* Spoiler warning - Le Toutounier continues the story of characters from Duo. This review will therefore contain some spoilers *
Duo portrays an uncomfortable time in the marriage of Alice and Michel as they try to navigate the difficult fact of her previous infidelity. They work together to put on shows and work is important to Alice as she was brought up with her sisters to understand the importance of earning their keep. The potential disintegration of her marriage therefore poses a double threat as it could also limit her ability to work.
The book doesn’t detail an explosive argument, instead we’re witness to the intensely uncomfortable days where they’re being overly careful around each other, admitting difficult truths and occasionally behaving spitefully. Their gentle breakdown is unbearable but contrasts to the suggestion that Maria, their servant, is being abused by her husband. There is also some subtle suggestion that there may be some force used between Michel and Alice too but it is never detailed. A theme that will continue into Le Toutounier is that of keeping up appearances and the toll it can take.
Le Toutounier follows on from Duo – Alice is still in mourning for Michel and has returned to Paris and two of her sisters, Hermine and Colombe. In some ways they seem close but it is also shown that they do not pry into each other’s lives. Even when Hermine bursts into tears during a meal they do not press her as to why, preferring instead to pretend nothing has happened. Both Colombe and Hermine have fallen for married men and almost envy Alice for having lost her husband to death rather than choice. This is clearly a callous opinion and Alice feels that her sisters don’t feel they can behave with her as they used to. They don’t discuss Michel’s death or the events preceeding it.
I found Le Toutounier a more absorbing read than Duo. The sisters’ relationship with each other is curious and their dalliances with married men are generally kept at the periphery until absolutely necessary to be brought to the fore, fitting in with the assertion that Colette was generally disinterested in her male characters. Their approach to sexual relations is not what you might expect – they do not crave marriage and seemingly feel no remorse for their affairs, at one point it is suggested that one takes pleasure in knowing the misery they cause. Colombe is nonetheless quite innocent and Alice always insisted on twin beds in her marriage, contradicting the bohemian lifestyle suggested by some readers.

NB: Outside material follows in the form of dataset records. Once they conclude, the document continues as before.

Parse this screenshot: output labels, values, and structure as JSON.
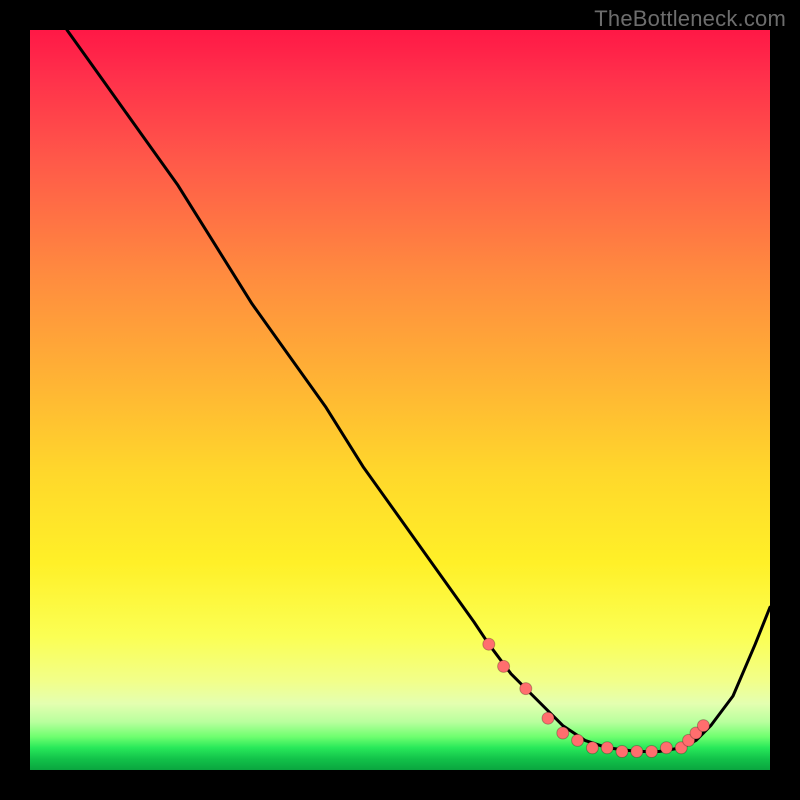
{
  "watermark": "TheBottleneck.com",
  "colors": {
    "curve": "#000000",
    "marker": "#ff6e6e",
    "background_top": "#ff1846",
    "background_bottom": "#0aa53f"
  },
  "chart_data": {
    "type": "line",
    "title": "",
    "xlabel": "",
    "ylabel": "",
    "xlim": [
      0,
      100
    ],
    "ylim": [
      0,
      100
    ],
    "grid": false,
    "note": "No axis ticks or numeric labels are shown; values below are estimates from the curve shape on a normalized 0–100 scale.",
    "series": [
      {
        "name": "curve",
        "x": [
          5,
          10,
          15,
          20,
          25,
          30,
          35,
          40,
          45,
          50,
          55,
          60,
          62,
          65,
          68,
          72,
          75,
          78,
          82,
          85,
          88,
          90,
          92,
          95,
          98,
          100
        ],
        "y": [
          100,
          93,
          86,
          79,
          71,
          63,
          56,
          49,
          41,
          34,
          27,
          20,
          17,
          13,
          10,
          6,
          4,
          3,
          2.5,
          2.5,
          3,
          4,
          6,
          10,
          17,
          22
        ]
      }
    ],
    "markers": {
      "name": "highlighted-points",
      "x": [
        62,
        64,
        67,
        70,
        72,
        74,
        76,
        78,
        80,
        82,
        84,
        86,
        88,
        89,
        90,
        91
      ],
      "y": [
        17,
        14,
        11,
        7,
        5,
        4,
        3,
        3,
        2.5,
        2.5,
        2.5,
        3,
        3,
        4,
        5,
        6
      ]
    }
  }
}
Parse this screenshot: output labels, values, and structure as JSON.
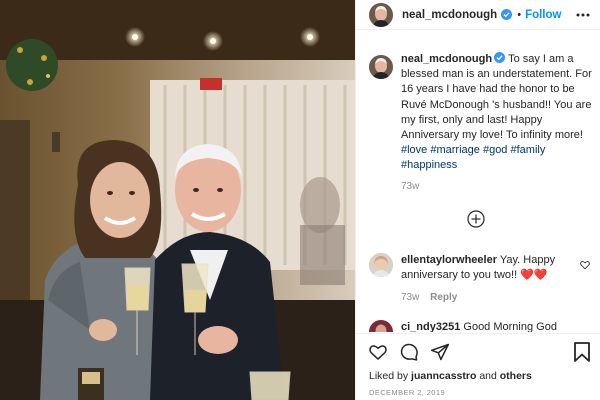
{
  "post": {
    "author": "neal_mcdonough",
    "follow_label": "Follow",
    "separator": "•",
    "photo_alt": "Couple toasting with champagne glasses"
  },
  "caption": {
    "username": "neal_mcdonough",
    "text": "To say I am a blessed man is an understatement. For 16 years I have had the honor to be Ruvé McDonough 's husband!! You are my first, only and last! Happy Anniversary my love! To infinity more! ",
    "hashtags": [
      "#love",
      "#marriage",
      "#god",
      "#family",
      "#happiness"
    ],
    "timestamp": "73w"
  },
  "comments": [
    {
      "username": "ellentaylorwheeler",
      "text": "Yay. Happy anniversary to you two!! ",
      "emoji": "❤️❤️",
      "timestamp": "73w",
      "reply_label": "Reply"
    },
    {
      "username": "ci_ndy3251",
      "text": "Good Morning God"
    }
  ],
  "actions": {
    "liked_by_prefix": "Liked by",
    "liked_by_user": "juanncasstro",
    "liked_by_and": "and",
    "liked_by_others": "others",
    "date": "DECEMBER 2, 2019"
  },
  "colors": {
    "link_blue": "#0095f6",
    "hashtag": "#00376b",
    "meta_gray": "#8e8e8e",
    "text": "#262626",
    "verified": "#3897f0",
    "heart_red": "#ed4956"
  },
  "icons": {
    "verified": "verified-badge-icon",
    "more": "more-options-icon",
    "load_more": "plus-circle-icon",
    "like": "heart-icon",
    "comment": "comment-bubble-icon",
    "share": "paper-plane-icon",
    "save": "bookmark-icon"
  }
}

Their cramped living conditions and financial struggles are an interesting insight into the lives of unmarried women in the first half of the twentieth century. An intriguing novella in which much depth is hinted at allowing the reader to fill in their backstories from the snippets Colette cleverly reveals.